Vultures circling or, as they are doing in this drawing, assembled in a tree is as common a theme in cartoons about death as the Grim Reaper.  However, the way the vultures are used, representing more than the idea that something is dead or dying, but representing the victim’s potential rescuers, is a trope that is not often used.

Toles suggests that Syria’s neighbors are merely waiting for Syria, under the leadership of Bashar al-Assad, to kill itself so that neighboring countries can take over what is left.  The vultures are the nations surrounding Syria.  The Islamic State, Bashar al-Assad, and The Syrian National Coalition are not among the vultures, they could be best described as the cancers within that are slowly causing Syria’s demise.  However, the estate of the cancer victim is up for grabs when Syria becomes a corpse.  That is what the vultures are after.

Syria’s neighboring countries have done nearly nothing to help end the war in Syria (and it is no coincidence that there are five vultures in the tree).  Iraq has its own problems.  Israel, Jordan, and Lebanon have had a see-no-evil, hear-no-evil, speak-no-evil policy toward al-Assad and his nation (if he, indeed, has a nation).  Taking sides will rankle someone and those three nations do not want any more enemies than they have now.  Turkey has had to defend itself from the confrontations between the three cancers in Syria in order to prevent itself from getting infected.  Turkey is doing nothing to help the victim, but is doing its best not to harm the victim either.  Those are the vultures in the neighborhood tree.

Russia and the United States are also principals in the Syrian conflict.  Their interests are merely implied in this cartoon.  The United States would like al-Assad to abdicate.  Russia would like for him to remain in power.  What’s the reward, for any of this?  Even though Syria is the 68th largest oil producing nation in the world, they both want the oil.  Now that the price of oil is under $50.00 per barrel, why should anyone care about Syria’s oil.  The conflict began when the price of oil was much higher and, historically, once a country is in a conflict, it is difficult to get out without paying a high price.  And while energy is always an issue with Russia and the U. S, there is also a matter of reputation at stake.  As it was during the cold war, neither Russia nor America will back down.

Tom Toles uses an embedded panel to make a secondary comment in his own cartoon.  In the lower right corner, Toles depicts himself at his drawing board watching the scene in front of him.  The practice is similar to Pat Oliphant’s Punk the Penguin who gets the final say in his drawings.  Toles says of the vultures, “They know how to pick their friends.”  He is suggesting that when Syria finally dies, and the cancers (combatants) die with it, the surrounding nations will get their slice of Syria.  Let’s hope that when the time comes there is something worth taking because few people believe that there is anything of Syrian leadership that is worth saving.
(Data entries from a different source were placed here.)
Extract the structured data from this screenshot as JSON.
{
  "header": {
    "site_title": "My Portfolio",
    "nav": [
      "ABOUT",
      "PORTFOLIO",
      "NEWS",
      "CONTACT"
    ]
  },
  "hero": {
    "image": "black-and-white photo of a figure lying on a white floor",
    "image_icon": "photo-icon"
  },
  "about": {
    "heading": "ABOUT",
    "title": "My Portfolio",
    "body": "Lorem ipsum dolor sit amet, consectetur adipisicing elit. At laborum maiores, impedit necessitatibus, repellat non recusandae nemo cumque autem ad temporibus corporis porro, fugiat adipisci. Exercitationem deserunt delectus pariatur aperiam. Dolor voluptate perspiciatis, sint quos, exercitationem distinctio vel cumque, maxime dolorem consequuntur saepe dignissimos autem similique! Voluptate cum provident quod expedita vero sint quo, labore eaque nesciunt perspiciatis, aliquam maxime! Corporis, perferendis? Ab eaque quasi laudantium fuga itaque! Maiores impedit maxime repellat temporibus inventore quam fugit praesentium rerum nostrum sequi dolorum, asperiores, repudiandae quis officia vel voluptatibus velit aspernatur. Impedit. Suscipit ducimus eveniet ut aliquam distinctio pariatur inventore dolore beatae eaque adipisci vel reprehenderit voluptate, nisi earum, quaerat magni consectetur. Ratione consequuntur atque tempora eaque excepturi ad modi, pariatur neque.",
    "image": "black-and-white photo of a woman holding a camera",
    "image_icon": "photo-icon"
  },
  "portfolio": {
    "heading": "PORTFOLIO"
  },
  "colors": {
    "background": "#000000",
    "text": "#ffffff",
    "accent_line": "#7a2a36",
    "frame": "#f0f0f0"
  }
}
This cartoon is among the few that cannot be copied in a few decades, change the labels, and have a cartoon that reflects the times.  This cartoon stands out as one that depicts the uniqueness of the Syrian conflict and only the Syrian conflict.